Don’t make him feel like you are judging him.

This conversation won’t go well if your significant other feels blamed or ashamed. Instead, keep the conversation open and honest. For example, Hawkins advises women not to say, “Do you have a problem with porn?” because this puts a guy on the defensive. Instead, ask, “When was the last time you used porn, what was the situation, and how did you react?”

Give him a chance to explain himself before jumping to conclusions.

Because of the proliferation of Internet porn, many men and women today have been exposed to porn from an early age, and some have possibly been using porn since grade school. Don’t assume that your boyfriend knows about all the harms of porn. And don’t assume that his porn use hasn’t been a struggle for him. It’s hard for men to protect themselves from the lure of porn, so hear him out, and be respectful of what he has to say.

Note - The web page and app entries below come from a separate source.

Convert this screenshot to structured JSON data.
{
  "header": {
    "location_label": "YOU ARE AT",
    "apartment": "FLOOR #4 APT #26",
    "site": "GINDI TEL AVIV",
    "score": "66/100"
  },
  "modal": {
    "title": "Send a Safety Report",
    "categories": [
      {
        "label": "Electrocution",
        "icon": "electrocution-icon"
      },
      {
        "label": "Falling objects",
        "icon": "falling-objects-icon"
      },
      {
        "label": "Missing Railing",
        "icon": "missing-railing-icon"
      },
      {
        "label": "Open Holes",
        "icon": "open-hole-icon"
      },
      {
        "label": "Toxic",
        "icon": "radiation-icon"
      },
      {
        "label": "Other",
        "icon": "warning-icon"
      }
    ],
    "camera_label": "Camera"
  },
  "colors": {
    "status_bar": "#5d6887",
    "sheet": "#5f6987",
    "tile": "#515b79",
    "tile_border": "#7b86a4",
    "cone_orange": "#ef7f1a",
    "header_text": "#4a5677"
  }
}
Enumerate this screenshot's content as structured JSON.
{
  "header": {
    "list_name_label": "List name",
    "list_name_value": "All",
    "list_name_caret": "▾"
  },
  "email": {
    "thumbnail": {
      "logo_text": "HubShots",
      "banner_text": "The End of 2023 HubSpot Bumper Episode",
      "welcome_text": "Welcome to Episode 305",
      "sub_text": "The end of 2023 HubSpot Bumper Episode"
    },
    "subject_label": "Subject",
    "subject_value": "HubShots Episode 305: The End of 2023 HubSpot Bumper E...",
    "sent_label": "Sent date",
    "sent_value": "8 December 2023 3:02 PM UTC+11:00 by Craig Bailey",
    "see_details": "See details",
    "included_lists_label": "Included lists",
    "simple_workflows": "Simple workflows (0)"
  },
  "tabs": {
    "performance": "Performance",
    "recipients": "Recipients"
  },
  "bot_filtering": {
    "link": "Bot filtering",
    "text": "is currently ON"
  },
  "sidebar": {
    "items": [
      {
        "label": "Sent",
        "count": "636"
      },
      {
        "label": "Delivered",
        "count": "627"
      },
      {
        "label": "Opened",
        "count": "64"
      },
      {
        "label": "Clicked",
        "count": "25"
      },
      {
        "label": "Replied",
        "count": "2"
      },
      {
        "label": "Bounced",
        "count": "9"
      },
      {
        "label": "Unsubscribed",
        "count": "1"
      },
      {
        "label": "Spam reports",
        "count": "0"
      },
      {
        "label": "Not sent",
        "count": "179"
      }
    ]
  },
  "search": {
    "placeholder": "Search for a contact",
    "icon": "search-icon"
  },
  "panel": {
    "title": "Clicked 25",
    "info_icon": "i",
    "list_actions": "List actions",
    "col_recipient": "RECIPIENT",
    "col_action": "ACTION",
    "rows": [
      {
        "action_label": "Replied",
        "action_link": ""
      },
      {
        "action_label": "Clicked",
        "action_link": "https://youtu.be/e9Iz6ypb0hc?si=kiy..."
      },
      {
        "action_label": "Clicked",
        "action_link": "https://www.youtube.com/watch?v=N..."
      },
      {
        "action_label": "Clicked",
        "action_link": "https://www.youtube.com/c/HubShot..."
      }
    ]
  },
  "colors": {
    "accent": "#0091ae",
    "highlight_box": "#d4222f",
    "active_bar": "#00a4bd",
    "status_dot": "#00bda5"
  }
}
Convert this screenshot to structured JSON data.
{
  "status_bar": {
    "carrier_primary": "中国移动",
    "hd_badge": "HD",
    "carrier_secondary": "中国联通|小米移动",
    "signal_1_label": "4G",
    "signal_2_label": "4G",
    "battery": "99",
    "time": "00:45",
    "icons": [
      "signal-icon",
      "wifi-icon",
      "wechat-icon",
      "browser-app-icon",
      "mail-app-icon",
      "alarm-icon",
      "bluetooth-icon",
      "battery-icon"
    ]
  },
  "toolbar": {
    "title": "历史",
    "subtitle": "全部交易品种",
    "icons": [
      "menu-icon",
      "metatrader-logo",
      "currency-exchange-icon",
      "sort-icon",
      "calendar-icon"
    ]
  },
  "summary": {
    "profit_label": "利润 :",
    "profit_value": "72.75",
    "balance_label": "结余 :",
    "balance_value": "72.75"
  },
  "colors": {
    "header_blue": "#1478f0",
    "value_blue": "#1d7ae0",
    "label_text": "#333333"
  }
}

Be clear about your views on porn when it comes to your life and relationship.

You don’t have to be harsh or unloving in order to make your stance known. While it’s important to let your guy know that you understand the struggle to avoid porn, leave no room for confusion when you explain how you feel about porn and what that means for you in the context of a relationship. Before you bring the issue up, be sure you take time to think through why you feel the way you do about porn and how you would feel if your significant other used porn.

This means educating yourself about the harms of porn beforehand, and then you can use the conversation as an opportunity to teach your husband or boyfriend. “Maybe your guy doesn’t realize that porn is harmful to intimate relationships or that women are often forced or coerced into participation in porn,” Hawkins says.

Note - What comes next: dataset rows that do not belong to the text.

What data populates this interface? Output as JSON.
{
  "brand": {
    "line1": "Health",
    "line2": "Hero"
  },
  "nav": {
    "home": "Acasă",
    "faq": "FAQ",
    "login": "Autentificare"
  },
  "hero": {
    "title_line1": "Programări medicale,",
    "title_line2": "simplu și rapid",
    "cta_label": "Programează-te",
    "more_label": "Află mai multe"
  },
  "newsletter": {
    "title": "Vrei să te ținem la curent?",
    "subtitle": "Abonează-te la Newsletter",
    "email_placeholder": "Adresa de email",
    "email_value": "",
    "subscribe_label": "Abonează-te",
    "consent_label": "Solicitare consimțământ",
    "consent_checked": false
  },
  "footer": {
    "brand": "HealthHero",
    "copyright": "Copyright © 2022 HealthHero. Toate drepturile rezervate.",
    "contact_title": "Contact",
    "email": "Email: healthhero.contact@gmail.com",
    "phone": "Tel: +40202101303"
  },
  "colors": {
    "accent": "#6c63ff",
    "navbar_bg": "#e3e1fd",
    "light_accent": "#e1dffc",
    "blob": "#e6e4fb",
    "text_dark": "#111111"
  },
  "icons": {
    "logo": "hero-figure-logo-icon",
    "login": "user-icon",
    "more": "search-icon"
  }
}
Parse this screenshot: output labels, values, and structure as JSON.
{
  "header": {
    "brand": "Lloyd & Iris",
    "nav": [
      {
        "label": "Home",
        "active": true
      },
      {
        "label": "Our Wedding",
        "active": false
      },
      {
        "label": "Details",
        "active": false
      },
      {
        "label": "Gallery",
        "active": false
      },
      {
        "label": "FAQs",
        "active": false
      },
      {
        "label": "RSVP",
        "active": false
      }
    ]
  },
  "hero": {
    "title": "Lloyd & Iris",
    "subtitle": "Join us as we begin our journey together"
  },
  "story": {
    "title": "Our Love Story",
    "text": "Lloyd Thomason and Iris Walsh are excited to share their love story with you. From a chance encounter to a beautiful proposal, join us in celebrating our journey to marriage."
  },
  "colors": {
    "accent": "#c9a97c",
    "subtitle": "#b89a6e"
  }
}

Check in every now and then.

Even if your husband or boyfriend shares your values about porn, Hawkins advises checking in with each other every once in a while, just to make sure everything is OK.

“Porn thrives on secrecy, and the nature of porn is to leave people feeling ashamed and alone,” Hawkins says. “We need to provide an open environment for communicating with our loved ones about it, so they don’t retreat and try to deal with a porn problem by themselves.” One way to check in with your boyfriend or husband without coming across as accusatory or suspicious is to ask something like, “Is it ever hard for you to resist porn when we are apart?” or “What are some ways we could work together to protect our relationship from porn?” This gives your man an opportunity to reach out to you for support if he is struggling with porn or to assure you that he is OK.

What if your partner thinks porn is no big deal?

Hawkins says that while porn use is a red flag in any relationship, “it should not necessarily be a deal breaker” because most people today have been exposed to porn in some way and because people can change if they are educated about the harms and have support.

“That’s why it is so important to let your boyfriend know early on in a relationship how you feel about porn and what your boundaries are regarding it,” Hawkins says. “If a guy is not respectful of your views and your boundaries or willing to change if he has been using porn, then you need to rethink that relationship.”

Even though I let my husband know before we got married how I felt about porn and the men who use it, I have to admit that talking with him about the issue is no easier after thirteen years of marriage than it was back then. I know he shares my values about porn and its harms, but sometimes it is a struggle for me to broach the subject, and it’s just easier to ignore the topic altogether and hope it goes away on its own.

But if the Ashley Madison hack has taught us anything, perhaps it’s that none of us can afford to ignore the problem of porn and its negative effects, not if we value healthy intimacy and hope to build marriages and families that last. No matter how difficult it may be for us as married or single women to have conversations about porn with the men we love, we need to be talking about the harms of porn and why it has no place in healthy relationships or a healthy society.